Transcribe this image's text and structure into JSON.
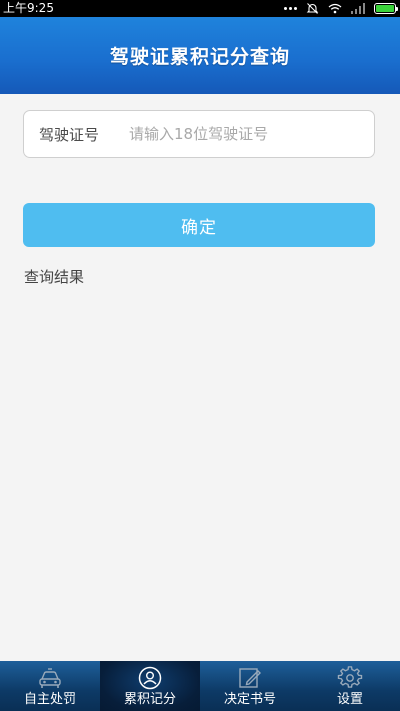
{
  "status_bar": {
    "time": "上午9:25"
  },
  "header": {
    "title": "驾驶证累积记分查询"
  },
  "form": {
    "license_label": "驾驶证号",
    "license_placeholder": "请输入18位驾驶证号",
    "license_value": "",
    "confirm_label": "确定",
    "result_label": "查询结果"
  },
  "tabs": [
    {
      "label": "自主处罚",
      "icon": "car-icon",
      "active": false
    },
    {
      "label": "累积记分",
      "icon": "user-icon",
      "active": true
    },
    {
      "label": "决定书号",
      "icon": "edit-icon",
      "active": false
    },
    {
      "label": "设置",
      "icon": "gear-icon",
      "active": false
    }
  ],
  "colors": {
    "header_blue": "#1a6fcf",
    "button_blue": "#4fbdf0",
    "tabbar_blue": "#0d3a66",
    "battery_green": "#3bd33b"
  }
}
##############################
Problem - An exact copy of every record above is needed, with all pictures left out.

Output for this task -
Transcribe this image's text and structure into JSON.
{
  "status_bar": {
    "time": "上午9:25"
  },
  "header": {
    "title": "驾驶证累积记分查询"
  },
  "form": {
    "license_label": "驾驶证号",
    "license_placeholder": "请输入18位驾驶证号",
    "license_value": "",
    "confirm_label": "确定",
    "result_label": "查询结果"
  },
  "tabs": [
    {
      "label": "自主处罚",
      "icon": "car-icon",
      "active": false
    },
    {
      "label": "累积记分",
      "icon": "user-icon",
      "active": true
    },
    {
      "label": "决定书号",
      "icon": "edit-icon",
      "active": false
    },
    {
      "label": "设置",
      "icon": "gear-icon",
      "active": false
    }
  ],
  "colors": {
    "header_blue": "#1a6fcf",
    "button_blue": "#4fbdf0",
    "tabbar_blue": "#0d3a66",
    "battery_green": "#3bd33b"
  }
}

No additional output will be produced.